Six holiday parks owned by Cumbria's Holgates Group have now become Britain's cheerleaders for green tourism, according to international botanist David Bellamy.
He made his comments after the announcement this October that all of the parks had won the 2018 David Bellamy Conservation Award at its top gold level.
The accolades are made annually following an independent audit of park business and their policies for protecting wildlife and safeguarding the natural world.
Professor Bellamy said that the group, including its flagship Silverdale park, were worthy winners of the top honour thanks to their raft of "amazing and imaginative" achievements.
The parks also received two extra commendations in the 2018 awards for their successful efforts to protect honey bees, and their creation of many new, green wild flower habitats.

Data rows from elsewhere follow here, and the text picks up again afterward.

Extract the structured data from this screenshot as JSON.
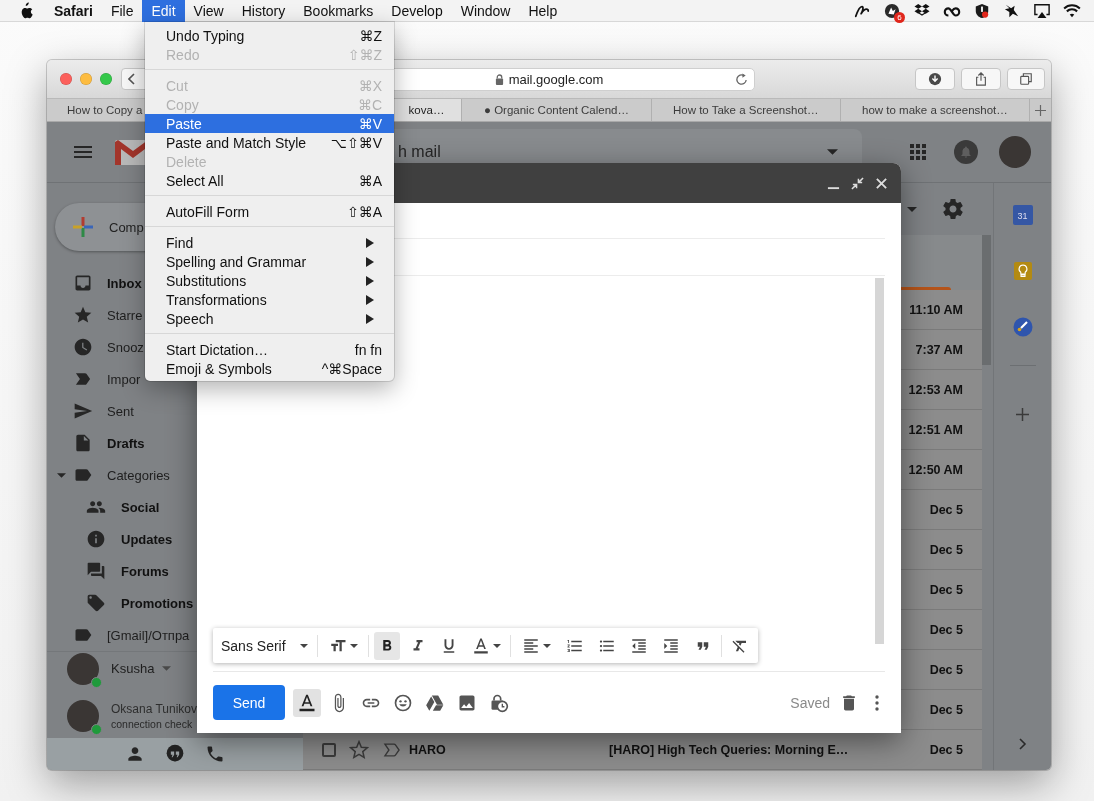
{
  "menu_bar": {
    "app_name": "Safari",
    "menus": [
      {
        "label": "File",
        "selected": false
      },
      {
        "label": "Edit",
        "selected": true
      },
      {
        "label": "View",
        "selected": false
      },
      {
        "label": "History",
        "selected": false
      },
      {
        "label": "Bookmarks",
        "selected": false
      },
      {
        "label": "Develop",
        "selected": false
      },
      {
        "label": "Window",
        "selected": false
      },
      {
        "label": "Help",
        "selected": false
      }
    ],
    "badge": "6"
  },
  "browser": {
    "address": "mail.google.com",
    "tabs": [
      {
        "title": "How to Copy a",
        "selected": false
      },
      {
        "title": "kova…",
        "selected": true
      },
      {
        "title": "● Organic Content Calend…",
        "selected": false
      },
      {
        "title": "How to Take a Screenshot…",
        "selected": false
      },
      {
        "title": "how to make a screenshot…",
        "selected": false
      }
    ]
  },
  "gmail": {
    "search": {
      "placeholder": "h mail"
    },
    "compose_button": "Comp",
    "nav": [
      {
        "label": "Inbox",
        "unread": true
      },
      {
        "label": "Starre",
        "unread": false
      },
      {
        "label": "Snooz",
        "unread": false
      },
      {
        "label": "Impor",
        "unread": false
      },
      {
        "label": "Sent",
        "unread": false
      },
      {
        "label": "Drafts",
        "unread": true
      },
      {
        "label": "Categories",
        "unread": false,
        "expanded": true,
        "children": [
          {
            "label": "Social",
            "unread": true
          },
          {
            "label": "Updates",
            "unread": true
          },
          {
            "label": "Forums",
            "unread": true
          },
          {
            "label": "Promotions",
            "unread": true
          }
        ]
      },
      {
        "label": "[Gmail]/Отпра",
        "unread": false
      }
    ],
    "hangouts": [
      {
        "kind": "account",
        "name": "Ksusha",
        "online": true
      },
      {
        "kind": "contact",
        "name": "Oksana Tunikov",
        "status": "connection check",
        "online": true
      }
    ],
    "mail_rows": [
      {
        "time": "11:10 AM",
        "unread": true
      },
      {
        "time": "7:37 AM",
        "unread": true
      },
      {
        "time": "12:53 AM",
        "unread": true
      },
      {
        "time": "12:51 AM",
        "unread": true
      },
      {
        "time": "12:50 AM",
        "unread": true
      },
      {
        "time": "Dec 5",
        "unread": true
      },
      {
        "time": "Dec 5",
        "unread": true
      },
      {
        "time": "Dec 5",
        "unread": true
      },
      {
        "time": "Dec 5",
        "unread": true
      },
      {
        "time": "Dec 5",
        "unread": true
      },
      {
        "time": "Dec 5",
        "unread": true
      },
      {
        "sender": "HARO",
        "subject": "[HARO] High Tech Queries: Morning E…",
        "time": "Dec 5",
        "unread": true,
        "checked": false,
        "starred": false,
        "important": false
      }
    ],
    "side_panel": {
      "calendar_date": "31"
    }
  },
  "compose": {
    "font": "Sans Serif",
    "bold": true,
    "formatting_open": true,
    "send_label": "Send",
    "status": "Saved"
  },
  "edit_menu": {
    "items": [
      {
        "kind": "item",
        "label": "Undo Typing",
        "shortcut": "⌘Z",
        "disabled": false,
        "selected": false,
        "submenu": false
      },
      {
        "kind": "item",
        "label": "Redo",
        "shortcut": "⇧⌘Z",
        "disabled": true,
        "selected": false,
        "submenu": false
      },
      {
        "kind": "separator"
      },
      {
        "kind": "item",
        "label": "Cut",
        "shortcut": "⌘X",
        "disabled": true,
        "selected": false,
        "submenu": false
      },
      {
        "kind": "item",
        "label": "Copy",
        "shortcut": "⌘C",
        "disabled": true,
        "selected": false,
        "submenu": false
      },
      {
        "kind": "item",
        "label": "Paste",
        "shortcut": "⌘V",
        "disabled": false,
        "selected": true,
        "submenu": false
      },
      {
        "kind": "item",
        "label": "Paste and Match Style",
        "shortcut": "⌥⇧⌘V",
        "disabled": false,
        "selected": false,
        "submenu": false
      },
      {
        "kind": "item",
        "label": "Delete",
        "disabled": true,
        "selected": false,
        "submenu": false
      },
      {
        "kind": "item",
        "label": "Select All",
        "shortcut": "⌘A",
        "disabled": false,
        "selected": false,
        "submenu": false
      },
      {
        "kind": "separator"
      },
      {
        "kind": "item",
        "label": "AutoFill Form",
        "shortcut": "⇧⌘A",
        "disabled": false,
        "selected": false,
        "submenu": false
      },
      {
        "kind": "separator"
      },
      {
        "kind": "item",
        "label": "Find",
        "disabled": false,
        "selected": false,
        "submenu": true
      },
      {
        "kind": "item",
        "label": "Spelling and Grammar",
        "disabled": false,
        "selected": false,
        "submenu": true
      },
      {
        "kind": "item",
        "label": "Substitutions",
        "disabled": false,
        "selected": false,
        "submenu": true
      },
      {
        "kind": "item",
        "label": "Transformations",
        "disabled": false,
        "selected": false,
        "submenu": true
      },
      {
        "kind": "item",
        "label": "Speech",
        "disabled": false,
        "selected": false,
        "submenu": true
      },
      {
        "kind": "separator"
      },
      {
        "kind": "item",
        "label": "Start Dictation…",
        "shortcut": "fn fn",
        "disabled": false,
        "selected": false,
        "submenu": false
      },
      {
        "kind": "item",
        "label": "Emoji & Symbols",
        "shortcut": "^⌘Space",
        "disabled": false,
        "selected": false,
        "submenu": false
      }
    ]
  }
}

Michael Holgate, whose family business has been based in south Cumbria for over 60 years, said that it was members of his park team who deserved the biggest place in the spotlight:
"Everyone here knows that our policy is to give wildlife and nature the same VIP treatment as our guests, and are encouraged to come up with fresh ideas to make this happen," he said.
"Not only do they provide a lot of the inspiration, but are also keen to roll up their sleeves and get stuck into what's needed to put the ideas into action.
"This corner of Cumbria has a very special character, and we've always been careful to try and ensure that our parks are a match to the beautiful natural surroundings," added Michael.
Among the recent green initiatives praised by David Bellamy has been the planting of over eight miles of new hedgerows as a "wildlife corridor" to help sustain wildlife.
And earlier this year, the park completed a massive planting project of native species such as oak and yew which saw around half-a-million years of tree life take root.
David Bellamy also highlighted the sowing of large areas of high nectar-bearing wild flowers which provide vital foraging for endangered honey bees, butterflies and other pollinators.
The parks work closely with a wide range of bodies such as the RSPB and red squirrel groups, and employ traditional countryside skills such as hedge laying, coppicing and dry stone walling.
Other measures include the harvesting of rainwater for irrigation, and the siting of many bat, owl and bird boxes – as well as "bug hotels" – around the grounds.
Professor Bellamy also praised the close links the parks enjoys with local schools and other community bodies, and the emphasis put on locally sourced food in its shops and restaurants.